VOL. 127 | NO. 145 | Thursday, July 26, 2012
Juvenile Court Open to Charter School Proposal
By Bill Dries
Memphis-Shelby County Juvenile Court officials say a charter school proposed by former Memphis Mayor Willie Herenton for juvenile offenders including those accused of the most serious crimes would provide those children with a critical continuity they need.
Juvenile Court chief administrative officer Larry Scroggs said Herenton’s W.E.B DuBois Academy would dovetail with the Hope Academy School that juvenile offenders in custody currently attend for a shorter period of time.
Hope Academy is operated by the Memphis City Schools system. Shelby County Schools operate a similar alternative school.
“When we lose the grip on them is when they go back into their regular school environments,” Scroggs said. “It becomes problematic for them. They obviously in most cases have not done well in those environments. And yet we see their potential demonstrated.”
Herenton has proposed and state officials have approved his plan for a charter school with a very regimented structure that would include not only academics but counseling on behavior and discipline as well as for mental health problems. State officials approved the charter school application on appeal. It and numerous other charter school applications were rejected by the countywide school board on the grounds they would pose a financial hardship on both local public school systems.

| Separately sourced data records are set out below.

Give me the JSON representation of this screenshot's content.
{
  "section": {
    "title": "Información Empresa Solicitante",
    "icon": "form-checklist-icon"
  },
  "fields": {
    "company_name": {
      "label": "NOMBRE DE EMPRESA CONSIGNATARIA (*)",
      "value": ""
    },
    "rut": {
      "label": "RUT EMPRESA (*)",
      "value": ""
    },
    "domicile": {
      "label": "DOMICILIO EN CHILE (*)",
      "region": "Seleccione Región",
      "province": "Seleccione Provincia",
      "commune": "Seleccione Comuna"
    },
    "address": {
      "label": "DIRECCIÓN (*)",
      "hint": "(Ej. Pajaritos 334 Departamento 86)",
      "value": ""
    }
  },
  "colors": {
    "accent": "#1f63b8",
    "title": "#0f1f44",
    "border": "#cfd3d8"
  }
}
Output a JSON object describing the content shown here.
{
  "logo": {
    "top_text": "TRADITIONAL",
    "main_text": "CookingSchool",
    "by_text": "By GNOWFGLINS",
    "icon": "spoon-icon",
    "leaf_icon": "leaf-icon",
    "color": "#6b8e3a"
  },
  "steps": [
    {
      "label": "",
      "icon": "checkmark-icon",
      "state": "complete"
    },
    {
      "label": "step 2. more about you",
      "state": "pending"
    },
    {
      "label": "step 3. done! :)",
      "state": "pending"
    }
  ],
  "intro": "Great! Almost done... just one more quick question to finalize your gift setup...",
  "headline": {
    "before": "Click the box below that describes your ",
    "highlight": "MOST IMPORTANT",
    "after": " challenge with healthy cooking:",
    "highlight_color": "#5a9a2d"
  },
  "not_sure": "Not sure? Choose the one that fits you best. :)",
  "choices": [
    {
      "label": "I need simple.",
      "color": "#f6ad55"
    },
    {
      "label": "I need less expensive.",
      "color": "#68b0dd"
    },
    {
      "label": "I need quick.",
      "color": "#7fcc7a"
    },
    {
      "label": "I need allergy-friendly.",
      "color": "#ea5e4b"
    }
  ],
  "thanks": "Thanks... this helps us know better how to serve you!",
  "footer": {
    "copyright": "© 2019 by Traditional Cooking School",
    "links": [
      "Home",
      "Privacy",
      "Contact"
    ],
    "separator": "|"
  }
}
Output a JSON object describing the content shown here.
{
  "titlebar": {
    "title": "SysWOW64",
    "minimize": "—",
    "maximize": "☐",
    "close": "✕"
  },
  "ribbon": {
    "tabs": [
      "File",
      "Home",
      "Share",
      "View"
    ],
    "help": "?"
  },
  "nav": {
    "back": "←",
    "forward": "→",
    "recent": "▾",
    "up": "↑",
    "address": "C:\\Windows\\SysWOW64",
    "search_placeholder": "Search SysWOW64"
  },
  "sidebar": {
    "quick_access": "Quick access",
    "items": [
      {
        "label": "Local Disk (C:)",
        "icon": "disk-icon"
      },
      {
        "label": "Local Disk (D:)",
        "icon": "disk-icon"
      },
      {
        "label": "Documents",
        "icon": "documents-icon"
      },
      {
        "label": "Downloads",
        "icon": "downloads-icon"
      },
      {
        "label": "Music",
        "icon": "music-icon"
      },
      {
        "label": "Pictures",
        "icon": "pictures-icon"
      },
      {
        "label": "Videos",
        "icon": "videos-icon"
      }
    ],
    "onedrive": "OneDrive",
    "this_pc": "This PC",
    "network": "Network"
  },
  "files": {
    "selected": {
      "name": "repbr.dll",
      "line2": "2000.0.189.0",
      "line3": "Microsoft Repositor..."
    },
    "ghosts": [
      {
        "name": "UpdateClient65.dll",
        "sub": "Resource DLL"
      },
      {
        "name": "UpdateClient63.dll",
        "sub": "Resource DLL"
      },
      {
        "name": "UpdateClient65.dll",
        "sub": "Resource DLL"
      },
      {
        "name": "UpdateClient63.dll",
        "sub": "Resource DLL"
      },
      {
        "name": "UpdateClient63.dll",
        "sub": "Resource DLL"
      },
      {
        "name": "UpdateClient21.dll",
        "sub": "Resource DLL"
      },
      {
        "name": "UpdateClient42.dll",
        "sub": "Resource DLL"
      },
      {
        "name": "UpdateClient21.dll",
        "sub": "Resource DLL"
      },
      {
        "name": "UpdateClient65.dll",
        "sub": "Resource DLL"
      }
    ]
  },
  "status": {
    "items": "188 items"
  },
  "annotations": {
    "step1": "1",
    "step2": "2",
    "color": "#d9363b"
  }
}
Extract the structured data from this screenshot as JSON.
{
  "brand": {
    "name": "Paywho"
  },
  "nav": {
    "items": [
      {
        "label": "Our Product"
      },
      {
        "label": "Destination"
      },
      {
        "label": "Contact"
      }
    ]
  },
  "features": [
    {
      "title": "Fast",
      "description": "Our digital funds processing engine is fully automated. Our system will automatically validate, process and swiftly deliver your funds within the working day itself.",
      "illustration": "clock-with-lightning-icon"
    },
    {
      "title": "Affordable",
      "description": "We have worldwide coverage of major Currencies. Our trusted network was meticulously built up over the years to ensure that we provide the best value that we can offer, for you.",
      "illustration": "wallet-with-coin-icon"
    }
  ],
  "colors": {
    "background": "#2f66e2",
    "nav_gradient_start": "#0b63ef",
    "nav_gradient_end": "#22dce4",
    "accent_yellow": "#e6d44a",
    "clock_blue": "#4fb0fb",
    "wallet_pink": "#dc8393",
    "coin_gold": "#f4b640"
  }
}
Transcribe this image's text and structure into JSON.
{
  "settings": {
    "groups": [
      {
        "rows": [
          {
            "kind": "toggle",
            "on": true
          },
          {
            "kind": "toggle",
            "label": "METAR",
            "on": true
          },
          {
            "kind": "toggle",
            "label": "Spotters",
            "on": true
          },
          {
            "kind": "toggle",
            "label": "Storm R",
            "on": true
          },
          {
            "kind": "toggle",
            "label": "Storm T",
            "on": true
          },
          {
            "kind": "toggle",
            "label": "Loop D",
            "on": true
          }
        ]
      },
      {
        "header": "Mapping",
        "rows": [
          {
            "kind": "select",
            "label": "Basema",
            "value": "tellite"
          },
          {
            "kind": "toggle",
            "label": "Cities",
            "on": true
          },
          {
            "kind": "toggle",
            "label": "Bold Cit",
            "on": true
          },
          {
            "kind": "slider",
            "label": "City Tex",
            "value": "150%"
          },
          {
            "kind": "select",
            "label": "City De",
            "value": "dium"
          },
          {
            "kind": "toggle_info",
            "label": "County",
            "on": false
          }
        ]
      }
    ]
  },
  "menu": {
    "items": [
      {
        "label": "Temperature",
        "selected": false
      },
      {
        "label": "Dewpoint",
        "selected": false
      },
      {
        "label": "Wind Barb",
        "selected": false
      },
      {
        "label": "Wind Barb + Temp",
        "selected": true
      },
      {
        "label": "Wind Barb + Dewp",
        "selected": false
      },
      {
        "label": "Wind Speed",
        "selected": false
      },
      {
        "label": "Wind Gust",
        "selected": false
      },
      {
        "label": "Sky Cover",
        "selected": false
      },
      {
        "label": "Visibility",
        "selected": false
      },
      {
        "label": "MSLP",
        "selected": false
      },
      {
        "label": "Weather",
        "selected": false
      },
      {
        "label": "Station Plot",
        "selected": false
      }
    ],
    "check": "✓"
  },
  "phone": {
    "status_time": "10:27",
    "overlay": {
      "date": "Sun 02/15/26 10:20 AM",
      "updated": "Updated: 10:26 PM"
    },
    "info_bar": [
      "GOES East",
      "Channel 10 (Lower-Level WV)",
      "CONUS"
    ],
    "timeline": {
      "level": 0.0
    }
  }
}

Tennessee Treasurer David Lillard rejected the specific claim of financial hardship.
Herenton has since said the delay has made it unlikely he could get his charter schools up and running for the next school year that begins Aug. 6.
Scroggs indicated the court is working with Herenton on a plan that would be for the 2013-2014 school year at the earliest. The school would fall under the Tennessee Charter Schools Act.
“His idea, which I think is really good, is the kids that would go there would stay there,” Scroggs said of a school that parents would have to consent to keep their children in. “They would be there for the duration – their high school career. That’s the beauty of it.”
With Hope Academy, juvenile offenders could be in the more disciplined and regimented environment for as little as two weeks or as long as a semester under the terms of their detention.
“Our problem is in our community these kids sometimes go to two different schools in one school year,” Scroggs said.
Dan Michael, Juvenile Court chief magistrate, said the results in just a short amount of time with Hope Academy have been transformative even among the most serious offenders in custody.
“They just blossom,” Michael said. “It’s amazing.”
Scroggs talked for the first time about the Herenton proposal after speaking Tuesday, July 24, to the Memphis Rotary Club about the 102-year history of the court.